Is a "Scarf joint" absolutely necessary?

Discussion in 'Luthier's Corner' started by Arnie, Apr 23, 2012.

  1. Arnie


    May 14, 2005
    Kingston, NY
    My built up neck thru has enough depth on it to actually cut the head stock angle out without making a scarf cut. Doing a scarf scares the hell out of me even though I sent some cheap sacrificial lumber to the saw blade. The cuts needed a lot of clean up.

    So could I just cut the angle out of the stock?
  2. Rickett Customs

    Rickett Customs Commercial User

    Jul 30, 2007
    Southern Maryland
    Luthier: Rickett
    That depends, on the angle that you plan on using on the headstock...... on a non-scarfed piece, (IMO, IME) I would not do any more than a 12 degree, although I normally do an 8 degree to 10 degree myself.
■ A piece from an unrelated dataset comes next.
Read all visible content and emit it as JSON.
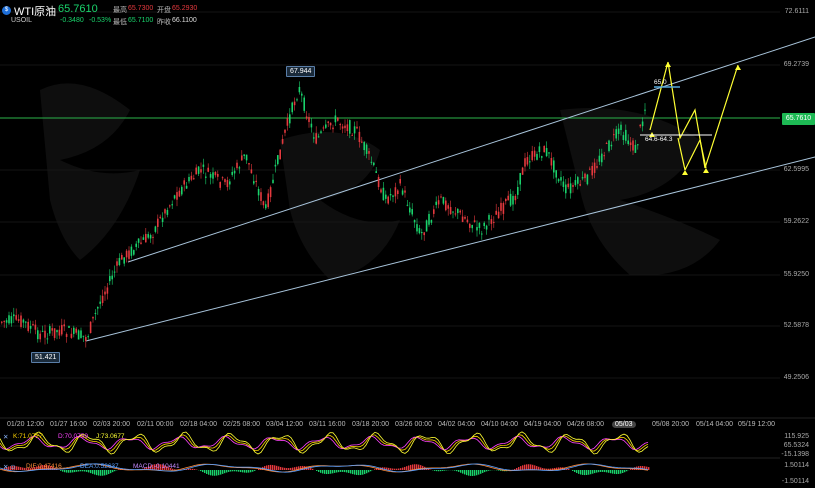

Just remember that you are exposing more end grain of the wood, with the more that you angle it, you can however do the 13 degree, but you may want to consider capping the front and back of the headstock with veneers (that would strengthen it slightly).
  3. Big B.
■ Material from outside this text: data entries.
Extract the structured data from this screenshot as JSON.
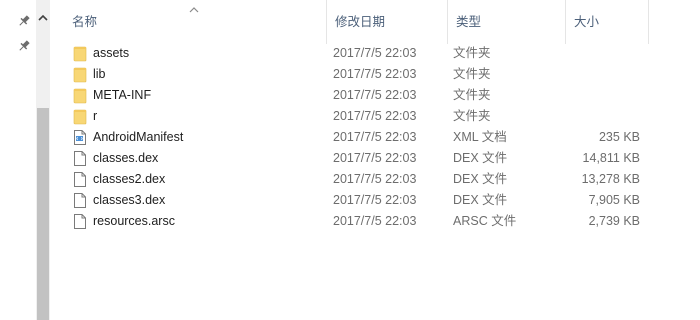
{
  "header": {
    "name": "名称",
    "date": "修改日期",
    "type": "类型",
    "size": "大小"
  },
  "files": [
    {
      "name": "assets",
      "date": "2017/7/5 22:03",
      "type": "文件夹",
      "size": "",
      "icon": "folder-icon"
    },
    {
      "name": "lib",
      "date": "2017/7/5 22:03",
      "type": "文件夹",
      "size": "",
      "icon": "folder-icon"
    },
    {
      "name": "META-INF",
      "date": "2017/7/5 22:03",
      "type": "文件夹",
      "size": "",
      "icon": "folder-icon"
    },
    {
      "name": "r",
      "date": "2017/7/5 22:03",
      "type": "文件夹",
      "size": "",
      "icon": "folder-icon"
    },
    {
      "name": "AndroidManifest",
      "date": "2017/7/5 22:03",
      "type": "XML 文档",
      "size": "235 KB",
      "icon": "xml-file-icon"
    },
    {
      "name": "classes.dex",
      "date": "2017/7/5 22:03",
      "type": "DEX 文件",
      "size": "14,811 KB",
      "icon": "file-icon"
    },
    {
      "name": "classes2.dex",
      "date": "2017/7/5 22:03",
      "type": "DEX 文件",
      "size": "13,278 KB",
      "icon": "file-icon"
    },
    {
      "name": "classes3.dex",
      "date": "2017/7/5 22:03",
      "type": "DEX 文件",
      "size": "7,905 KB",
      "icon": "file-icon"
    },
    {
      "name": "resources.arsc",
      "date": "2017/7/5 22:03",
      "type": "ARSC 文件",
      "size": "2,739 KB",
      "icon": "file-icon"
    }
  ],
  "colors": {
    "folder": "#f8d775",
    "header_text": "#4c607a",
    "scroll_thumb": "#c2c2c2"
  }
}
    Big B.

    Dec 31, 2007
    Austin, TX
    I do both scarfed and non scarfed necks depending on what the instrument and the thickness of materials allow. Volutes are a common fix for reinforcing the short grain in a non scarfed angle. Personally I despise the feel and look of a volute so I route in my support rods so they run through the joint and out the headstock end like the truss rod slot. I then work them flush to the angle before I apply the headstock veneer. That being said I owned a Roscoe fretless 6 for years with a non scarfed neck. I had no more problems with it than I did with my fretted 6 Roscoe 6 with a scarfed neck. The neck on that fretless was super thin and it never had any issues.
  4. You can definitely cut it out of what you have built up. I made a neck out of poplar (with lots of reinforcement) and it hasn't had any issues.
    Not sure how many builders do it, but I do know my Pedulla is made the same way. No laminates on top or bottom either.

    Having made it that way, I'd probably do the scarf joint next time. It saves alot of wood.
  5. rythman6969


    May 29, 2007
    most definitely not . my favorite builders all do non-scarfed neck/headstocks.
    I for one can not stand the look or idea of a scarf joint. and having anymore angle than a few degrees doesnt seem to do anything. I have basses with 13 degree headstock and basses with 1 or 2 degrees. No noticeable difference in sound or playability.
  6. Musiclogic

    Musiclogic Commercial User

    Aug 6, 2005
    Southwest Michigan
    Owner/Builder: HJC Customs USA, The Cool Lute, C G O
    I have been doing non scarfed necks for years, never had a problem, I do like doing stacked headstocks now with veneered tops and backs for added substrate strength as Jason said above, but have done without for many years before that with no real problems for me or my customers. If you worry about dropping and snapping the headstock, you can add a headplate or a couple veneers on each side to stiffen it up.
  7. Arnie


    May 14, 2005
    Kingston, NY
    Well I said "Screw it" and did my scarf cut... I was cringing cutting into $100.00 worth of board.... but it turned out better than I had hoped.

    Boy my table saw was crying and blowing smoke. I had a good freud diablo blade on it also but it still choked. However my table saw is an old delta / rockwell with a 1 or 1.5 hp motor.

    Pics to come..

    I appreciate all of the advice guys, thanks so much.
  8. mikebpeters

    mikebpeters Guest

    Aug 29, 2011
    NS, Canada
    I feel your pain brother. I had a hobbiest blade on my saw that used to smoke and fuss at a full hardwood cut. I just replaced that blade with a professional grade cabinetery thin kerf blade and what a world of difference. Makes a cut so smooth you can glue it straight up - if it is straight of course :)